1) NON-INCLUSION OF CIVIL SOCIETY IN SIC, NON-TRANSPARENT PROCESSES TO CONTINUE. Narayan Varma and Julio Ribeiro stressed the urgent need to appoint Information Commissioners, so that the rising pendency of cases would be checked. (It is currently about 24,000 and rising at over 2,000 per month.) The CM responded by lamenting that there was a shortage of good good retired IAS and IPS officers for the post of Information Commissioner. He said that DOPT was only assigning only seven new IAS officers to Maharashtra every year, whereas the need was for 15. G R Vora and I argued that he should select members of civil society, and for this, he should solicit applications. “Civil society? I don’t think so,” Prithviraj Chavan shot back. “Good implementation of the RTI Act has mainly happened due to former civil servants,” he said, while adding something about different people having different paces of working – probably so that we would not raise the issue of Shailesh Gandhi being the fastest-working Information Commissioner.
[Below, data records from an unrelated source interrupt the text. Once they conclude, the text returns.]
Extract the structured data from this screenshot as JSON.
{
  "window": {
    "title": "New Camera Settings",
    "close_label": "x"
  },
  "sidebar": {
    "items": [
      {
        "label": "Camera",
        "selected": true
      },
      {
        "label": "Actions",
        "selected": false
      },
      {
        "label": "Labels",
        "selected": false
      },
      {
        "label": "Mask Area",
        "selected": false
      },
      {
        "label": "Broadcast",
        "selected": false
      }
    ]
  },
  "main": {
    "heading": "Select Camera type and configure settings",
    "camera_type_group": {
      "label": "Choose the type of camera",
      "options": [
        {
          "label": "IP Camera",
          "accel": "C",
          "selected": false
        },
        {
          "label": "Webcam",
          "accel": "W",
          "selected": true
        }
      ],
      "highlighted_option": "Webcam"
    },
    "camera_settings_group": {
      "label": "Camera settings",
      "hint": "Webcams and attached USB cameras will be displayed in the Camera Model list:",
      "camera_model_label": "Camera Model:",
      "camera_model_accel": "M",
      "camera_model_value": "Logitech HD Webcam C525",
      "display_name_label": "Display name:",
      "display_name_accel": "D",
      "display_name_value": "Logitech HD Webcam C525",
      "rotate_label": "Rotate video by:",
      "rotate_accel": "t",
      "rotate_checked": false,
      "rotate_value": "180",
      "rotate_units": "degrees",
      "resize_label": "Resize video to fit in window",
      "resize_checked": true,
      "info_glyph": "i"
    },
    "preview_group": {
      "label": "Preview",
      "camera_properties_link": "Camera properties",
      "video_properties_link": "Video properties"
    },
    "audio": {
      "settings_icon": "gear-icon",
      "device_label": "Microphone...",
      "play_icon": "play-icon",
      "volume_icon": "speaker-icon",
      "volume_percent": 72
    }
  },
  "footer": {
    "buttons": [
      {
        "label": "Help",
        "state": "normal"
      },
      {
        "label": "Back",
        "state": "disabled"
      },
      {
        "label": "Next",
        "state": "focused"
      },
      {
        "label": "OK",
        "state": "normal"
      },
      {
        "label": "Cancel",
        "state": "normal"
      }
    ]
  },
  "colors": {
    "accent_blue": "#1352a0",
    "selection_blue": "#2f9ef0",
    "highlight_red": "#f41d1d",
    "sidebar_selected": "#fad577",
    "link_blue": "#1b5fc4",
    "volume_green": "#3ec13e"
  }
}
He added that people were free to apply, but he would not invite applications. He was adamant that the selection of SICs would continue to happen at the pleasure and sole discretion of the powers-that-be.
2) NO NEED TO CONSULT RTI ACTIVISTS ON RTI RULES AMENDMENT. When this issue was raised by Bhaskar Prabhu, G R Vora and I, he shot back, “RTI activists? People are making a business of being RTI Activists! We may have to hold a public consultation, but we don’t have to listen to anybody and everybody who calls himself an RTI activist.” Later on, Prithviraj Chavan made a wry face and remarked that it was a waste of time to consult the general public.
WHAT DO I TAKE AWAY FROM THIS MEETING?
For open and inclusive selection of Information Commissioners, and for the rollback of the Maharashtra RTI rules amendment, we must campaign hard, and the time is now. We must gain the support of the aam aadmi as well as stalwarts like Aruna Roy. Otherwise, the new rules amendment will become part of the accepted system. The government will gain the freedom to make any rule changes at their own sweet will, and we will be reduced to grumbling bystanders. This must not happen at any cost.
PCGT filed a PIL for appointment of Information Commissioners three months ago, and it has still not been heard for admission. Instead of waiting passively for the judiciary to come to our rescue, we must build up substantial public awareness and sentiments. Prithviraj Chavan may be a good man, but he will not give us our Right to Information on a platter. We will have to work hard for it.